[Start of Attachment]

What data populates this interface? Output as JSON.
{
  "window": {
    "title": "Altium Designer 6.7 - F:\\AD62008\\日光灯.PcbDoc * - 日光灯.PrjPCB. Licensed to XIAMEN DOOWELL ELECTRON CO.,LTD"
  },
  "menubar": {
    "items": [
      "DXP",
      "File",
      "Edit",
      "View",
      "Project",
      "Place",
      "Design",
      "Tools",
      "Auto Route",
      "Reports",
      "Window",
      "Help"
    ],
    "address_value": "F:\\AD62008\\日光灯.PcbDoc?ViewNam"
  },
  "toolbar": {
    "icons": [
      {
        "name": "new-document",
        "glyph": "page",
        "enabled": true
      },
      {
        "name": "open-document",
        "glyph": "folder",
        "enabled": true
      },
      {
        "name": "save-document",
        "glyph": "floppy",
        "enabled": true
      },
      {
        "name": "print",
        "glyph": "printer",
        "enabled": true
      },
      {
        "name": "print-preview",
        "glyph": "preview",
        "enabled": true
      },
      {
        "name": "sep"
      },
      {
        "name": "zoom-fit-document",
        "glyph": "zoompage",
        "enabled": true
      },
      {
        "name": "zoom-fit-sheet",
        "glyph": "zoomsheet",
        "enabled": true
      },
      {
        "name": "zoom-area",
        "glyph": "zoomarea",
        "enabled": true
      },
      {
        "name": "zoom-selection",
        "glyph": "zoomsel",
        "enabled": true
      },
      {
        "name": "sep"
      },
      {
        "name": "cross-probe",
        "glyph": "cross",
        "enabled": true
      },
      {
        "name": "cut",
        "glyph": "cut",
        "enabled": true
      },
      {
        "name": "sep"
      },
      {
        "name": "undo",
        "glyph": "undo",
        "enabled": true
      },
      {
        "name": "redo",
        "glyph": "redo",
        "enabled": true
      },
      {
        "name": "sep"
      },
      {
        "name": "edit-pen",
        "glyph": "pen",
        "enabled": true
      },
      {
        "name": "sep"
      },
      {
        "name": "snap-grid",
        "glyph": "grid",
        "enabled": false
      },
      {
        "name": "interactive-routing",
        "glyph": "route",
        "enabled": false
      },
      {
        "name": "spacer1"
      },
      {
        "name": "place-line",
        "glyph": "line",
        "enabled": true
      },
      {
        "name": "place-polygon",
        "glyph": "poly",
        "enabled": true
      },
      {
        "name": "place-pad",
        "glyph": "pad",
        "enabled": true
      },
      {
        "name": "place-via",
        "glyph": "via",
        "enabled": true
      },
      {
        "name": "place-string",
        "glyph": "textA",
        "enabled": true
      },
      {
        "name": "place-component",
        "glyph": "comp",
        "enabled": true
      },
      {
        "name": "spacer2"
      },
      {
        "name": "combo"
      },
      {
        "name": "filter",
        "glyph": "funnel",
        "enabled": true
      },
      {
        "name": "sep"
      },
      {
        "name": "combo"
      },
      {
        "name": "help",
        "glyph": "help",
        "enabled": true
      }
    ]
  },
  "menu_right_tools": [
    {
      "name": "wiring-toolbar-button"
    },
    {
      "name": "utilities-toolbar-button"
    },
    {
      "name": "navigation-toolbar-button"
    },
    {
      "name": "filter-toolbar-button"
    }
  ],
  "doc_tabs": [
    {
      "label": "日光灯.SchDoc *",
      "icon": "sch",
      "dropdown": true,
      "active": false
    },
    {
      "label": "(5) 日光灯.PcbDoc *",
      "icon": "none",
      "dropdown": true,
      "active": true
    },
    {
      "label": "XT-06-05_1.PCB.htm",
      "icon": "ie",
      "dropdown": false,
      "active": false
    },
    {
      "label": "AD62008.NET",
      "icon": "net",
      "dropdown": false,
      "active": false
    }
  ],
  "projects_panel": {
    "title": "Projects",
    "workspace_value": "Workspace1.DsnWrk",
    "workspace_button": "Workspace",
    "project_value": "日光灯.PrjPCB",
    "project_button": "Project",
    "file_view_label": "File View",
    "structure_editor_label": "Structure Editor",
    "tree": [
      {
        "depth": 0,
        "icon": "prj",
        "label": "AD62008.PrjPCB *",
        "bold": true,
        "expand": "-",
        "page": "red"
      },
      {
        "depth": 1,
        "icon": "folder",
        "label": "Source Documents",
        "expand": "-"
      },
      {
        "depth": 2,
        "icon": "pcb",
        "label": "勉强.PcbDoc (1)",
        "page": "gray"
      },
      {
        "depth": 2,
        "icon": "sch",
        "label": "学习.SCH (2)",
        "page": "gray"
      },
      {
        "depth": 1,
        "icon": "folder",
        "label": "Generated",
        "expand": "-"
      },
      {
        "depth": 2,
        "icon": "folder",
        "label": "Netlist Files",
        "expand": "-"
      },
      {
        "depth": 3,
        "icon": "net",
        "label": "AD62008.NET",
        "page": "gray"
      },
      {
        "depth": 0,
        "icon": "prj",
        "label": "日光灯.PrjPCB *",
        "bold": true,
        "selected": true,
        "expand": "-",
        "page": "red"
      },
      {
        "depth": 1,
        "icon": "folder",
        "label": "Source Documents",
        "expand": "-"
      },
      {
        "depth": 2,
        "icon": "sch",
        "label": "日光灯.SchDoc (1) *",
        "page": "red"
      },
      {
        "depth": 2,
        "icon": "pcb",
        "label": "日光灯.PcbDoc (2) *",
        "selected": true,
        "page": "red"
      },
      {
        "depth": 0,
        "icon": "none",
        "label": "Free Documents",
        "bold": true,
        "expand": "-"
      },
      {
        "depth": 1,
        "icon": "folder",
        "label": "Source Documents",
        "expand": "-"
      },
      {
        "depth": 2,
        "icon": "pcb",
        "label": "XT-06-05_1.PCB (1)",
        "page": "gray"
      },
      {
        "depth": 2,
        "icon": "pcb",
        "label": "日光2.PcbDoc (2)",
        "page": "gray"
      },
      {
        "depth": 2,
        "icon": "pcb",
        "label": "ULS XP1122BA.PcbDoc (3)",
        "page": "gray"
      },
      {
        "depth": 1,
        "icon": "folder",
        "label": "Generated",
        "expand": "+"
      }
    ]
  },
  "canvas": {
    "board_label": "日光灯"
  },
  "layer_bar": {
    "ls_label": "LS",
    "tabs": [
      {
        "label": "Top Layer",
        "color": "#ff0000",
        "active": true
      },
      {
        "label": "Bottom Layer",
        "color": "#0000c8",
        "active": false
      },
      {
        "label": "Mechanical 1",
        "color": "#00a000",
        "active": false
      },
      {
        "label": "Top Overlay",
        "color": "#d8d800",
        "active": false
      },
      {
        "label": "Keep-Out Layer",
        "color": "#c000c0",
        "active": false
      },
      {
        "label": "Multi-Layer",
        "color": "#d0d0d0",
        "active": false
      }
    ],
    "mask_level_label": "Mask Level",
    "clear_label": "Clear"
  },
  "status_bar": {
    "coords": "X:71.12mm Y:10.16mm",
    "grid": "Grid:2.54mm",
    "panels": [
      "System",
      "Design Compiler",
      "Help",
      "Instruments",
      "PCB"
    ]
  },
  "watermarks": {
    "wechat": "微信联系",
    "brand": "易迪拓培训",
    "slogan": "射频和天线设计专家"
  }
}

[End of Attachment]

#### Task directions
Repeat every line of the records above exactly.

#### Answer
What data populates this interface? Output as JSON.
{
  "window": {
    "title": "Altium Designer 6.7 - F:\\AD62008\\日光灯.PcbDoc * - 日光灯.PrjPCB. Licensed to XIAMEN DOOWELL ELECTRON CO.,LTD"
  },
  "menubar": {
    "items": [
      "DXP",
      "File",
      "Edit",
      "View",
      "Project",
      "Place",
      "Design",
      "Tools",
      "Auto Route",
      "Reports",
      "Window",
      "Help"
    ],
    "address_value": "F:\\AD62008\\日光灯.PcbDoc?ViewNam"
  },
  "toolbar": {
    "icons": [
      {
        "name": "new-document",
        "glyph": "page",
        "enabled": true
      },
      {
        "name": "open-document",
        "glyph": "folder",
        "enabled": true
      },
      {
        "name": "save-document",
        "glyph": "floppy",
        "enabled": true
      },
      {
        "name": "print",
        "glyph": "printer",
        "enabled": true
      },
      {
        "name": "print-preview",
        "glyph": "preview",
        "enabled": true
      },
      {
        "name": "sep"
      },
      {
        "name": "zoom-fit-document",
        "glyph": "zoompage",
        "enabled": true
      },
      {
        "name": "zoom-fit-sheet",
        "glyph": "zoomsheet",
        "enabled": true
      },
      {
        "name": "zoom-area",
        "glyph": "zoomarea",
        "enabled": true
      },
      {
        "name": "zoom-selection",
        "glyph": "zoomsel",
        "enabled": true
      },
      {
        "name": "sep"
      },
      {
        "name": "cross-probe",
        "glyph": "cross",
        "enabled": true
      },
      {
        "name": "cut",
        "glyph": "cut",
        "enabled": true
      },
      {
        "name": "sep"
      },
      {
        "name": "undo",
        "glyph": "undo",
        "enabled": true
      },
      {
        "name": "redo",
        "glyph": "redo",
        "enabled": true
      },
      {
        "name": "sep"
      },
      {
        "name": "edit-pen",
        "glyph": "pen",
        "enabled": true
      },
      {
        "name": "sep"
      },
      {
        "name": "snap-grid",
        "glyph": "grid",
        "enabled": false
      },
      {
        "name": "interactive-routing",
        "glyph": "route",
        "enabled": false
      },
      {
        "name": "spacer1"
      },
      {
        "name": "place-line",
        "glyph": "line",
        "enabled": true
      },
      {
        "name": "place-polygon",
        "glyph": "poly",
        "enabled": true
      },
      {
        "name": "place-pad",
        "glyph": "pad",
        "enabled": true
      },
      {
        "name": "place-via",
        "glyph": "via",
        "enabled": true
      },
      {
        "name": "place-string",
        "glyph": "textA",
        "enabled": true
      },
      {
        "name": "place-component",
        "glyph": "comp",
        "enabled": true
      },
      {
        "name": "spacer2"
      },
      {
        "name": "combo"
      },
      {
        "name": "filter",
        "glyph": "funnel",
        "enabled": true
      },
      {
        "name": "sep"
      },
      {
        "name": "combo"
      },
      {
        "name": "help",
        "glyph": "help",
        "enabled": true
      }
    ]
  },
  "menu_right_tools": [
    {
      "name": "wiring-toolbar-button"
    },
    {
      "name": "utilities-toolbar-button"
    },
    {
      "name": "navigation-toolbar-button"
    },
    {
      "name": "filter-toolbar-button"
    }
  ],
  "doc_tabs": [
    {
      "label": "日光灯.SchDoc *",
      "icon": "sch",
      "dropdown": true,
      "active": false
    },
    {
      "label": "(5) 日光灯.PcbDoc *",
      "icon": "none",
      "dropdown": true,
      "active": true
    },
    {
      "label": "XT-06-05_1.PCB.htm",
      "icon": "ie",
      "dropdown": false,
      "active": false
    },
    {
      "label": "AD62008.NET",
      "icon": "net",
      "dropdown": false,
      "active": false
    }
  ],
  "projects_panel": {
    "title": "Projects",
    "workspace_value": "Workspace1.DsnWrk",
    "workspace_button": "Workspace",
    "project_value": "日光灯.PrjPCB",
    "project_button": "Project",
    "file_view_label": "File View",
    "structure_editor_label": "Structure Editor",
    "tree": [
      {
        "depth": 0,
        "icon": "prj",
        "label": "AD62008.PrjPCB *",
        "bold": true,
        "expand": "-",
        "page": "red"
      },
      {
        "depth": 1,
        "icon": "folder",
        "label": "Source Documents",
        "expand": "-"
      },
      {
        "depth": 2,
        "icon": "pcb",
        "label": "勉强.PcbDoc (1)",
        "page": "gray"
      },
      {
        "depth": 2,
        "icon": "sch",
        "label": "学习.SCH (2)",
        "page": "gray"
      },
      {
        "depth": 1,
        "icon": "folder",
        "label": "Generated",
        "expand": "-"
      },
      {
        "depth": 2,
        "icon": "folder",
        "label": "Netlist Files",
        "expand": "-"
      },
      {
        "depth": 3,
        "icon": "net",
        "label": "AD62008.NET",
        "page": "gray"
      },
      {
        "depth": 0,
        "icon": "prj",
        "label": "日光灯.PrjPCB *",
        "bold": true,
        "selected": true,
        "expand": "-",
        "page": "red"
      },
      {
        "depth": 1,
        "icon": "folder",
        "label": "Source Documents",
        "expand": "-"
      },
      {
        "depth": 2,
        "icon": "sch",
        "label": "日光灯.SchDoc (1) *",
        "page": "red"
      },
      {
        "depth": 2,
        "icon": "pcb",
        "label": "日光灯.PcbDoc (2) *",
        "selected": true,
        "page": "red"
      },
      {
        "depth": 0,
        "icon": "none",
        "label": "Free Documents",
        "bold": true,
        "expand": "-"
      },
      {
        "depth": 1,
        "icon": "folder",
        "label": "Source Documents",
        "expand": "-"
      },
      {
        "depth": 2,
        "icon": "pcb",
        "label": "XT-06-05_1.PCB (1)",
        "page": "gray"
      },
      {
        "depth": 2,
        "icon": "pcb",
        "label": "日光2.PcbDoc (2)",
        "page": "gray"
      },
      {
        "depth": 2,
        "icon": "pcb",
        "label": "ULS XP1122BA.PcbDoc (3)",
        "page": "gray"
      },
      {
        "depth": 1,
        "icon": "folder",
        "label": "Generated",
        "expand": "+"
      }
    ]
  },
  "canvas": {
    "board_label": "日光灯"
  },
  "layer_bar": {
    "ls_label": "LS",
    "tabs": [
      {
        "label": "Top Layer",
        "color": "#ff0000",
        "active": true
      },
      {
        "label": "Bottom Layer",
        "color": "#0000c8",
        "active": false
      },
      {
        "label": "Mechanical 1",
        "color": "#00a000",
        "active": false
      },
      {
        "label": "Top Overlay",
        "color": "#d8d800",
        "active": false
      },
      {
        "label": "Keep-Out Layer",
        "color": "#c000c0",
        "active": false
      },
      {
        "label": "Multi-Layer",
        "color": "#d0d0d0",
        "active": false
      }
    ],
    "mask_level_label": "Mask Level",
    "clear_label": "Clear"
  },
  "status_bar": {
    "coords": "X:71.12mm Y:10.16mm",
    "grid": "Grid:2.54mm",
    "panels": [
      "System",
      "Design Compiler",
      "Help",
      "Instruments",
      "PCB"
    ]
  },
  "watermarks": {
    "wechat": "微信联系",
    "brand": "易迪拓培训",
    "slogan": "射频和天线设计专家"
  }
}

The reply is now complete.